● Aim of the task: The answer must consist of every line below containing "JSON".

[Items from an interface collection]
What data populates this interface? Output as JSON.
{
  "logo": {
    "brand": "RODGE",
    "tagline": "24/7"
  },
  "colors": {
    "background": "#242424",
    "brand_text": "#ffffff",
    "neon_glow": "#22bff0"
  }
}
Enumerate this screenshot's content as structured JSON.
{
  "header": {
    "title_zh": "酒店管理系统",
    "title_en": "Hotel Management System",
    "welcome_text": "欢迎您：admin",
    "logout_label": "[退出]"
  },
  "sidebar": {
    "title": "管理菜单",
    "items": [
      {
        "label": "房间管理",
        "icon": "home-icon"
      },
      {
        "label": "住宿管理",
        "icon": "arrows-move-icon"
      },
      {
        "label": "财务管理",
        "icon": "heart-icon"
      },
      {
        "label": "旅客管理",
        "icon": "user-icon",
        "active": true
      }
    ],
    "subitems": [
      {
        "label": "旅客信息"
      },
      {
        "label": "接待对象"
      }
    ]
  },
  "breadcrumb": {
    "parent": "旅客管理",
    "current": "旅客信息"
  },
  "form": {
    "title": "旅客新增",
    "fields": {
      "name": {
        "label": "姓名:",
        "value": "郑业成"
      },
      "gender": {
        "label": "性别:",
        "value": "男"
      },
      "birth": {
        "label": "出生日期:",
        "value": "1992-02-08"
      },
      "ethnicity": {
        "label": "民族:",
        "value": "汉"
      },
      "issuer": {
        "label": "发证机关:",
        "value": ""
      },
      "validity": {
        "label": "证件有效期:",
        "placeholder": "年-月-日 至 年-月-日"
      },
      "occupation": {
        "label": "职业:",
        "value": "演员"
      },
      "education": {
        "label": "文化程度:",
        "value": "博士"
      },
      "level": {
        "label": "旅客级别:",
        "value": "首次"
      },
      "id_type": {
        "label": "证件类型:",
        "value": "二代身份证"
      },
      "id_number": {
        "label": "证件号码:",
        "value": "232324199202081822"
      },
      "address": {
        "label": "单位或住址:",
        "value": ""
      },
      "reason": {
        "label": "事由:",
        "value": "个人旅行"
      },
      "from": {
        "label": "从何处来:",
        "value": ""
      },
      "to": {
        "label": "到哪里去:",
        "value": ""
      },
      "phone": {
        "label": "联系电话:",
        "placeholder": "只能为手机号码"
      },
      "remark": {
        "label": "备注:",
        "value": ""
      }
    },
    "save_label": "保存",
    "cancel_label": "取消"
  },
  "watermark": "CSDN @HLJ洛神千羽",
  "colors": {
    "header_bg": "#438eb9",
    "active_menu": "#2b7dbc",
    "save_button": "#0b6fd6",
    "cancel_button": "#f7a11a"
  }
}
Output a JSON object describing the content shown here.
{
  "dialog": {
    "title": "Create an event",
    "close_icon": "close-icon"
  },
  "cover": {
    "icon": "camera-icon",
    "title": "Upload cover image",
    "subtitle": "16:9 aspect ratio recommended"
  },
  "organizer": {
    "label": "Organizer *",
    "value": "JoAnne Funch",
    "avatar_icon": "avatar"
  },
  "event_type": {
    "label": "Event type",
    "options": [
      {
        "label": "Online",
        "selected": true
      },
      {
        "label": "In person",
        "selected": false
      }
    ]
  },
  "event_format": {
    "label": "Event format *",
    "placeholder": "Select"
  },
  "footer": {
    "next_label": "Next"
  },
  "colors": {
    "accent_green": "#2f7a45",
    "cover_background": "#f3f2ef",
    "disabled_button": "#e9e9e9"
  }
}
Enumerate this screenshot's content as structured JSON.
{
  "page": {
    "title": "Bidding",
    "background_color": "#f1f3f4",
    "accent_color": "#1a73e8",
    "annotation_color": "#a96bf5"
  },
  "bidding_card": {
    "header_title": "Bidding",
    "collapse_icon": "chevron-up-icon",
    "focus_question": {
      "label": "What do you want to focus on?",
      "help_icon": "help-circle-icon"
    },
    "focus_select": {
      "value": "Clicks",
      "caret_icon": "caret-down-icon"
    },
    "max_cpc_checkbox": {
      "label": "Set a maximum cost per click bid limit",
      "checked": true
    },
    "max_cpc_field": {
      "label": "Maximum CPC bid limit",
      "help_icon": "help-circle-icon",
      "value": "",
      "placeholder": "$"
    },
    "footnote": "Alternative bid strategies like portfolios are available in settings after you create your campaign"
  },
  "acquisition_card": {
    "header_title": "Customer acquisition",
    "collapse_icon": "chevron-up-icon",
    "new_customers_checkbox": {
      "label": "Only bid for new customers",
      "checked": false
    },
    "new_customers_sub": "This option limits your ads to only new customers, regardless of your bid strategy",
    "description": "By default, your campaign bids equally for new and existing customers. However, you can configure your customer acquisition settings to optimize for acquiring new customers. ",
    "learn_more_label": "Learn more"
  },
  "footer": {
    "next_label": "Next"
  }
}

● Solution:
What data populates this interface? Output as JSON.
Enumerate this screenshot's content as structured JSON.
Output a JSON object describing the content shown here.
Enumerate this screenshot's content as structured JSON.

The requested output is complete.